[[ EXTRACTED MATERIAL open ]]
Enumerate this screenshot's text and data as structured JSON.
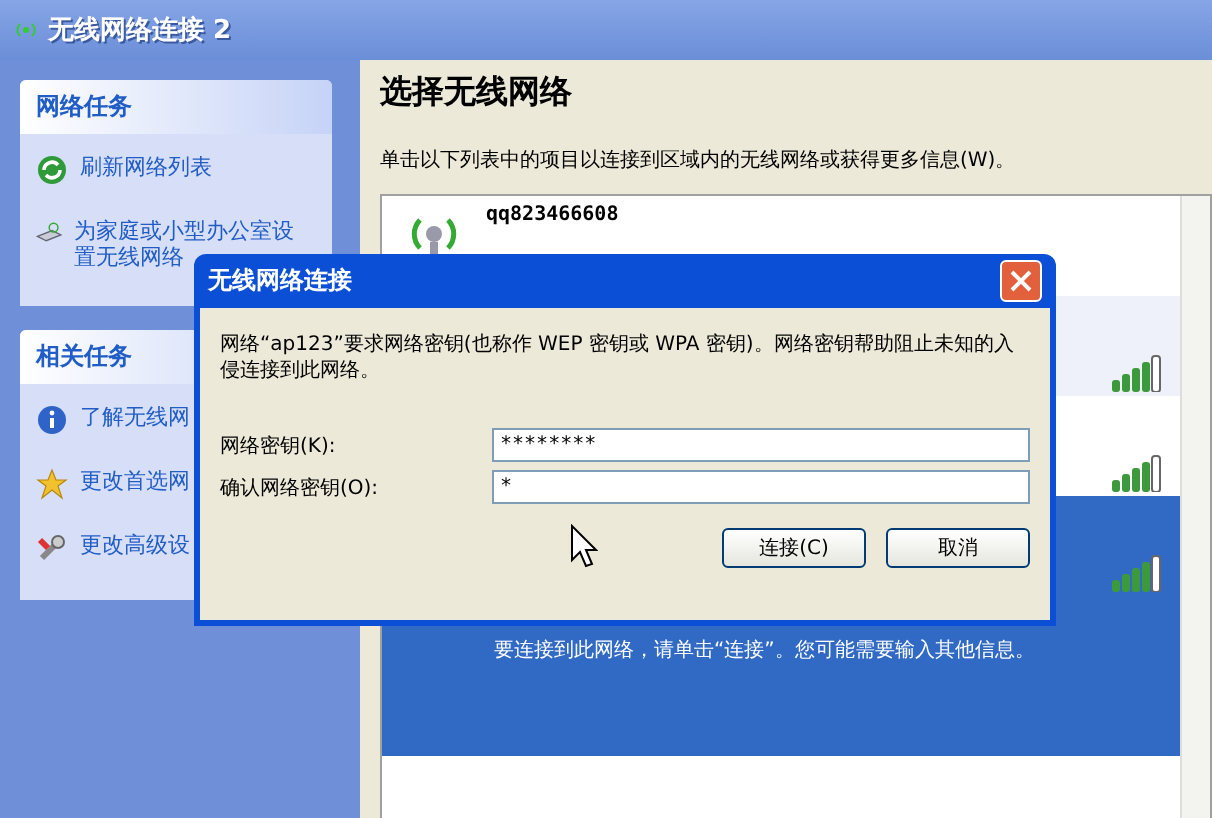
{
  "window": {
    "title": "无线网络连接 2"
  },
  "task_panels": [
    {
      "title": "网络任务",
      "items": [
        {
          "label": "刷新网络列表"
        },
        {
          "label": "为家庭或小型办公室设置无线网络"
        }
      ]
    },
    {
      "title": "相关任务",
      "items": [
        {
          "label": "了解无线网"
        },
        {
          "label": "更改首选网"
        },
        {
          "label": "更改高级设"
        }
      ]
    }
  ],
  "main": {
    "heading": "选择无线网络",
    "instruction": "单击以下列表中的项目以连接到区域内的无线网络或获得更多信息(W)。"
  },
  "networks": [
    {
      "name": "qq823466608",
      "selected": false
    },
    {
      "selected": false
    },
    {
      "selected": false
    },
    {
      "selected": true,
      "message": "要连接到此网络，请单击“连接”。您可能需要输入其他信息。"
    }
  ],
  "dialog": {
    "title": "无线网络连接",
    "message": "网络“ap123”要求网络密钥(也称作 WEP 密钥或 WPA 密钥)。网络密钥帮助阻止未知的入侵连接到此网络。",
    "fields": [
      {
        "label": "网络密钥(K):",
        "value": "********"
      },
      {
        "label": "确认网络密钥(O):",
        "value": "*"
      }
    ],
    "buttons": [
      "连接(C)",
      "取消"
    ]
  }
}
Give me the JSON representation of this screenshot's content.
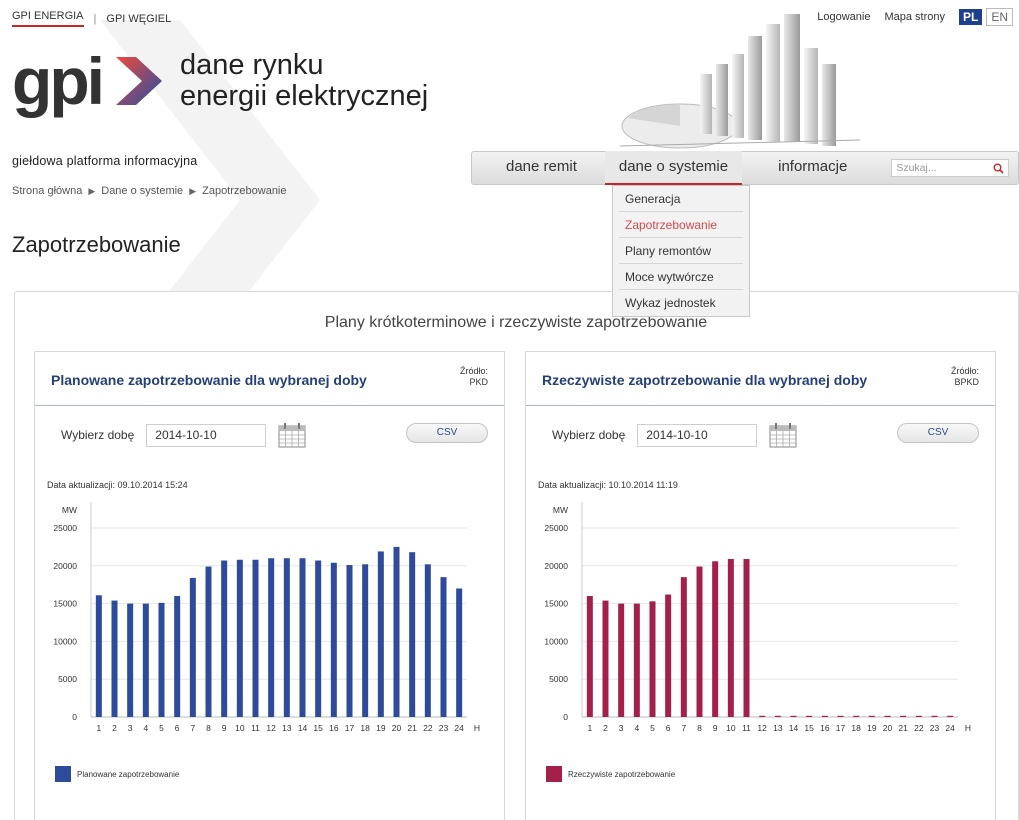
{
  "header": {
    "top_links": [
      "GPI ENERGIA",
      "GPI WĘGIEL"
    ],
    "login": "Logowanie",
    "sitemap": "Mapa strony",
    "lang_pl": "PL",
    "lang_en": "EN",
    "logo_text": "gpi",
    "tagline_1": "dane rynku",
    "tagline_2": "energii elektrycznej",
    "platform": "giełdowa platforma informacyjna"
  },
  "breadcrumb": [
    "Strona główna",
    "Dane o systemie",
    "Zapotrzebowanie"
  ],
  "nav": {
    "items": [
      "dane remit",
      "dane o systemie",
      "informacje"
    ],
    "search_placeholder": "Szukaj..."
  },
  "dropdown": {
    "items": [
      "Generacja",
      "Zapotrzebowanie",
      "Plany remontów",
      "Moce wytwórcze",
      "Wykaz jednostek"
    ],
    "active_index": 1
  },
  "page_title": "Zapotrzebowanie",
  "panel_title": "Plany krótkoterminowe i rzeczywiste zapotrzebowanie",
  "cards": [
    {
      "title": "Planowane zapotrzebowanie dla wybranej doby",
      "source_label": "Źródło:",
      "source": "PKD",
      "date_label": "Wybierz dobę",
      "date_value": "2014-10-10",
      "csv": "CSV",
      "updated": "Data aktualizacji: 09.10.2014 15:24",
      "legend": "Planowane zapotrzebowanie"
    },
    {
      "title": "Rzeczywiste zapotrzebowanie dla wybranej doby",
      "source_label": "Źródło:",
      "source": "BPKD",
      "date_label": "Wybierz dobę",
      "date_value": "2014-10-10",
      "csv": "CSV",
      "updated": "Data aktualizacji: 10.10.2014 11:19",
      "legend": "Rzeczywiste zapotrzebowanie"
    }
  ],
  "chart_data": [
    {
      "type": "bar",
      "ylabel": "MW",
      "xlabel": "H",
      "ylim": [
        0,
        25000
      ],
      "yticks": [
        0,
        5000,
        10000,
        15000,
        20000,
        25000
      ],
      "categories": [
        "1",
        "2",
        "3",
        "4",
        "5",
        "6",
        "7",
        "8",
        "9",
        "10",
        "11",
        "12",
        "13",
        "14",
        "15",
        "16",
        "17",
        "18",
        "19",
        "20",
        "21",
        "22",
        "23",
        "24"
      ],
      "series": [
        {
          "name": "Planowane zapotrzebowanie",
          "color": "#2e4a9a",
          "values": [
            16100,
            15400,
            15000,
            15000,
            15100,
            16000,
            18400,
            19900,
            20700,
            20800,
            20800,
            21000,
            21000,
            21000,
            20700,
            20400,
            20100,
            20200,
            21900,
            22500,
            21800,
            20200,
            18500,
            17000
          ]
        }
      ],
      "grid": true
    },
    {
      "type": "bar",
      "ylabel": "MW",
      "xlabel": "H",
      "ylim": [
        0,
        25000
      ],
      "yticks": [
        0,
        5000,
        10000,
        15000,
        20000,
        25000
      ],
      "categories": [
        "1",
        "2",
        "3",
        "4",
        "5",
        "6",
        "7",
        "8",
        "9",
        "10",
        "11",
        "12",
        "13",
        "14",
        "15",
        "16",
        "17",
        "18",
        "19",
        "20",
        "21",
        "22",
        "23",
        "24"
      ],
      "series": [
        {
          "name": "Rzeczywiste zapotrzebowanie",
          "color": "#a3204b",
          "values": [
            16000,
            15400,
            15000,
            15000,
            15300,
            16200,
            18500,
            19900,
            20600,
            20900,
            20900,
            0,
            0,
            0,
            0,
            0,
            0,
            0,
            0,
            0,
            0,
            0,
            0,
            0
          ]
        }
      ],
      "grid": true
    }
  ]
}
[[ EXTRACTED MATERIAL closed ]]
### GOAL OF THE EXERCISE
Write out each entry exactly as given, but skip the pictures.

### EXERCISE ANSWER
Enumerate this screenshot's text and data as structured JSON.
{
  "window": {
    "title": "无线网络连接 2"
  },
  "task_panels": [
    {
      "title": "网络任务",
      "items": [
        {
          "label": "刷新网络列表"
        },
        {
          "label": "为家庭或小型办公室设置无线网络"
        }
      ]
    },
    {
      "title": "相关任务",
      "items": [
        {
          "label": "了解无线网"
        },
        {
          "label": "更改首选网"
        },
        {
          "label": "更改高级设"
        }
      ]
    }
  ],
  "main": {
    "heading": "选择无线网络",
    "instruction": "单击以下列表中的项目以连接到区域内的无线网络或获得更多信息(W)。"
  },
  "networks": [
    {
      "name": "qq823466608",
      "selected": false
    },
    {
      "selected": false
    },
    {
      "selected": false
    },
    {
      "selected": true,
      "message": "要连接到此网络，请单击“连接”。您可能需要输入其他信息。"
    }
  ],
  "dialog": {
    "title": "无线网络连接",
    "message": "网络“ap123”要求网络密钥(也称作 WEP 密钥或 WPA 密钥)。网络密钥帮助阻止未知的入侵连接到此网络。",
    "fields": [
      {
        "label": "网络密钥(K):",
        "value": "********"
      },
      {
        "label": "确认网络密钥(O):",
        "value": "*"
      }
    ],
    "buttons": [
      "连接(C)",
      "取消"
    ]
  }
}
Give me the JSON representation of this screenshot's content.
{
  "header": {
    "top_links": [
      "GPI ENERGIA",
      "GPI WĘGIEL"
    ],
    "login": "Logowanie",
    "sitemap": "Mapa strony",
    "lang_pl": "PL",
    "lang_en": "EN",
    "logo_text": "gpi",
    "tagline_1": "dane rynku",
    "tagline_2": "energii elektrycznej",
    "platform": "giełdowa platforma informacyjna"
  },
  "breadcrumb": [
    "Strona główna",
    "Dane o systemie",
    "Zapotrzebowanie"
  ],
  "nav": {
    "items": [
      "dane remit",
      "dane o systemie",
      "informacje"
    ],
    "search_placeholder": "Szukaj..."
  },
  "dropdown": {
    "items": [
      "Generacja",
      "Zapotrzebowanie",
      "Plany remontów",
      "Moce wytwórcze",
      "Wykaz jednostek"
    ],
    "active_index": 1
  },
  "page_title": "Zapotrzebowanie",
  "panel_title": "Plany krótkoterminowe i rzeczywiste zapotrzebowanie",
  "cards": [
    {
      "title": "Planowane zapotrzebowanie dla wybranej doby",
      "source_label": "Źródło:",
      "source": "PKD",
      "date_label": "Wybierz dobę",
      "date_value": "2014-10-10",
      "csv": "CSV",
      "updated": "Data aktualizacji: 09.10.2014 15:24",
      "legend": "Planowane zapotrzebowanie"
    },
    {
      "title": "Rzeczywiste zapotrzebowanie dla wybranej doby",
      "source_label": "Źródło:",
      "source": "BPKD",
      "date_label": "Wybierz dobę",
      "date_value": "2014-10-10",
      "csv": "CSV",
      "updated": "Data aktualizacji: 10.10.2014 11:19",
      "legend": "Rzeczywiste zapotrzebowanie"
    }
  ],
  "chart_data": [
    {
      "type": "bar",
      "ylabel": "MW",
      "xlabel": "H",
      "ylim": [
        0,
        25000
      ],
      "yticks": [
        0,
        5000,
        10000,
        15000,
        20000,
        25000
      ],
      "categories": [
        "1",
        "2",
        "3",
        "4",
        "5",
        "6",
        "7",
        "8",
        "9",
        "10",
        "11",
        "12",
        "13",
        "14",
        "15",
        "16",
        "17",
        "18",
        "19",
        "20",
        "21",
        "22",
        "23",
        "24"
      ],
      "series": [
        {
          "name": "Planowane zapotrzebowanie",
          "color": "#2e4a9a",
          "values": [
            16100,
            15400,
            15000,
            15000,
            15100,
            16000,
            18400,
            19900,
            20700,
            20800,
            20800,
            21000,
            21000,
            21000,
            20700,
            20400,
            20100,
            20200,
            21900,
            22500,
            21800,
            20200,
            18500,
            17000
          ]
        }
      ],
      "grid": true
    },
    {
      "type": "bar",
      "ylabel": "MW",
      "xlabel": "H",
      "ylim": [
        0,
        25000
      ],
      "yticks": [
        0,
        5000,
        10000,
        15000,
        20000,
        25000
      ],
      "categories": [
        "1",
        "2",
        "3",
        "4",
        "5",
        "6",
        "7",
        "8",
        "9",
        "10",
        "11",
        "12",
        "13",
        "14",
        "15",
        "16",
        "17",
        "18",
        "19",
        "20",
        "21",
        "22",
        "23",
        "24"
      ],
      "series": [
        {
          "name": "Rzeczywiste zapotrzebowanie",
          "color": "#a3204b",
          "values": [
            16000,
            15400,
            15000,
            15000,
            15300,
            16200,
            18500,
            19900,
            20600,
            20900,
            20900,
            0,
            0,
            0,
            0,
            0,
            0,
            0,
            0,
            0,
            0,
            0,
            0,
            0
          ]
        }
      ],
      "grid": true
    }
  ]
}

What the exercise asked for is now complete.